(Data for the task begins)
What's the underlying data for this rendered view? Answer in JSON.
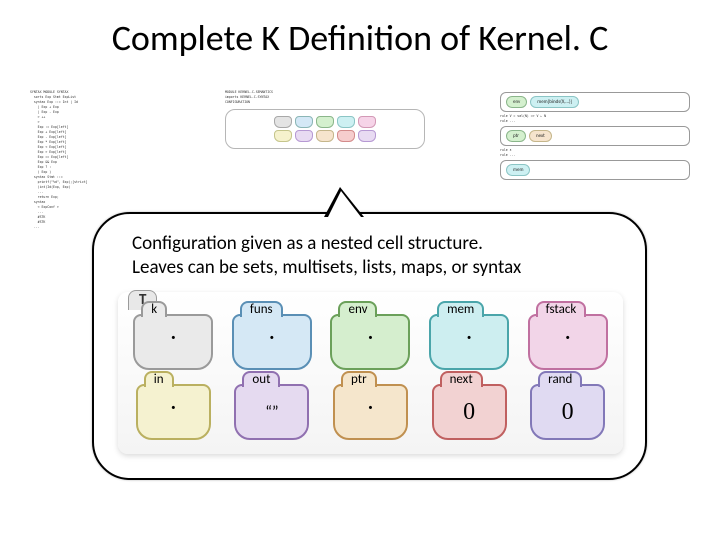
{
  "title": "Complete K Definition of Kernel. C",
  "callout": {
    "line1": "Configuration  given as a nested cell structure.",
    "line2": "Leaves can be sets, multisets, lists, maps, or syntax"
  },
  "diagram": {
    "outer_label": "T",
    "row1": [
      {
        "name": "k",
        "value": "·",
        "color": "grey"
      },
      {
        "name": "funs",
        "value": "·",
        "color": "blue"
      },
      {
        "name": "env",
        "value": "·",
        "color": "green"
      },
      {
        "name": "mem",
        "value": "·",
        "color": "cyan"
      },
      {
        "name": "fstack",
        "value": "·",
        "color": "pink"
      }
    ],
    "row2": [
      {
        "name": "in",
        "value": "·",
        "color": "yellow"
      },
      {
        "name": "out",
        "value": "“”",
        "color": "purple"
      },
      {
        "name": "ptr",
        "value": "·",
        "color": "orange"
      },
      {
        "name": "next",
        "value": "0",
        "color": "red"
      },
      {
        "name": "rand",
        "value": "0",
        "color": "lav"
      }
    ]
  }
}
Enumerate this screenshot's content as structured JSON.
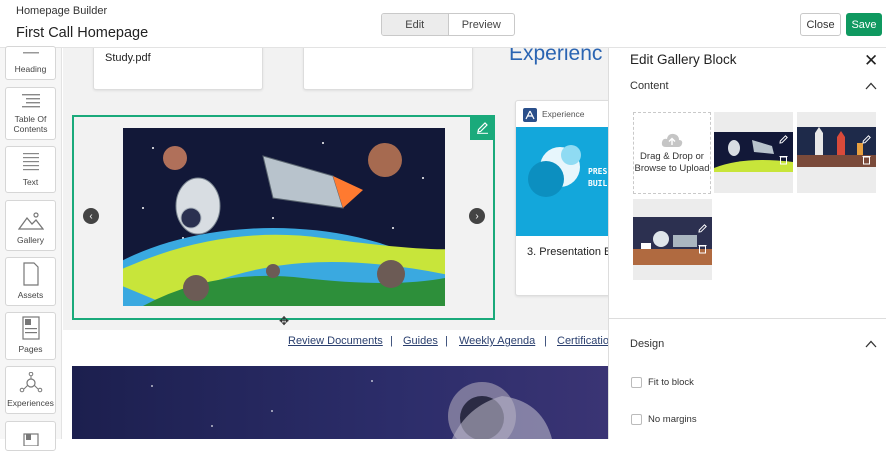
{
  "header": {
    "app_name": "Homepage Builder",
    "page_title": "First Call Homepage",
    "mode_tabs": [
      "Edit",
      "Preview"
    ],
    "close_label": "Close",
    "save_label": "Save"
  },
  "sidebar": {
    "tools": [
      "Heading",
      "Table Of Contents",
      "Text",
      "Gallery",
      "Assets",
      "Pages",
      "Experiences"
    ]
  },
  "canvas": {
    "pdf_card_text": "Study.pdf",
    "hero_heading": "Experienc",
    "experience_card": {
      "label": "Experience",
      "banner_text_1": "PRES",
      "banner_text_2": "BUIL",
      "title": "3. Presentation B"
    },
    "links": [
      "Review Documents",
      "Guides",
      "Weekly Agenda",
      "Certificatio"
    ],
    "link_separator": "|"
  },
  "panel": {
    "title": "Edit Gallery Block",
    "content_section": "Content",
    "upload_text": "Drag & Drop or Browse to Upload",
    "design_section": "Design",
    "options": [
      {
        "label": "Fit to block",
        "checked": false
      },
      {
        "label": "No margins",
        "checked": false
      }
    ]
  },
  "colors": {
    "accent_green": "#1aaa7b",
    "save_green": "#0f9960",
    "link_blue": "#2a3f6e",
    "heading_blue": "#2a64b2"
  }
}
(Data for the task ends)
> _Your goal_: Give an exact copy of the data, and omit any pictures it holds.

> _Output_:
What's the underlying data for this rendered view? Answer in JSON.
{
  "title": "Complete K Definition of Kernel. C",
  "callout": {
    "line1": "Configuration  given as a nested cell structure.",
    "line2": "Leaves can be sets, multisets, lists, maps, or syntax"
  },
  "diagram": {
    "outer_label": "T",
    "row1": [
      {
        "name": "k",
        "value": "·",
        "color": "grey"
      },
      {
        "name": "funs",
        "value": "·",
        "color": "blue"
      },
      {
        "name": "env",
        "value": "·",
        "color": "green"
      },
      {
        "name": "mem",
        "value": "·",
        "color": "cyan"
      },
      {
        "name": "fstack",
        "value": "·",
        "color": "pink"
      }
    ],
    "row2": [
      {
        "name": "in",
        "value": "·",
        "color": "yellow"
      },
      {
        "name": "out",
        "value": "“”",
        "color": "purple"
      },
      {
        "name": "ptr",
        "value": "·",
        "color": "orange"
      },
      {
        "name": "next",
        "value": "0",
        "color": "red"
      },
      {
        "name": "rand",
        "value": "0",
        "color": "lav"
      }
    ]
  }
}
Enumerate this screenshot's content as structured JSON.
{
  "header": {
    "app_name": "Homepage Builder",
    "page_title": "First Call Homepage",
    "mode_tabs": [
      "Edit",
      "Preview"
    ],
    "close_label": "Close",
    "save_label": "Save"
  },
  "sidebar": {
    "tools": [
      "Heading",
      "Table Of Contents",
      "Text",
      "Gallery",
      "Assets",
      "Pages",
      "Experiences"
    ]
  },
  "canvas": {
    "pdf_card_text": "Study.pdf",
    "hero_heading": "Experienc",
    "experience_card": {
      "label": "Experience",
      "banner_text_1": "PRES",
      "banner_text_2": "BUIL",
      "title": "3. Presentation B"
    },
    "links": [
      "Review Documents",
      "Guides",
      "Weekly Agenda",
      "Certificatio"
    ],
    "link_separator": "|"
  },
  "panel": {
    "title": "Edit Gallery Block",
    "content_section": "Content",
    "upload_text": "Drag & Drop or Browse to Upload",
    "design_section": "Design",
    "options": [
      {
        "label": "Fit to block",
        "checked": false
      },
      {
        "label": "No margins",
        "checked": false
      }
    ]
  },
  "colors": {
    "accent_green": "#1aaa7b",
    "save_green": "#0f9960",
    "link_blue": "#2a3f6e",
    "heading_blue": "#2a64b2"
  }
}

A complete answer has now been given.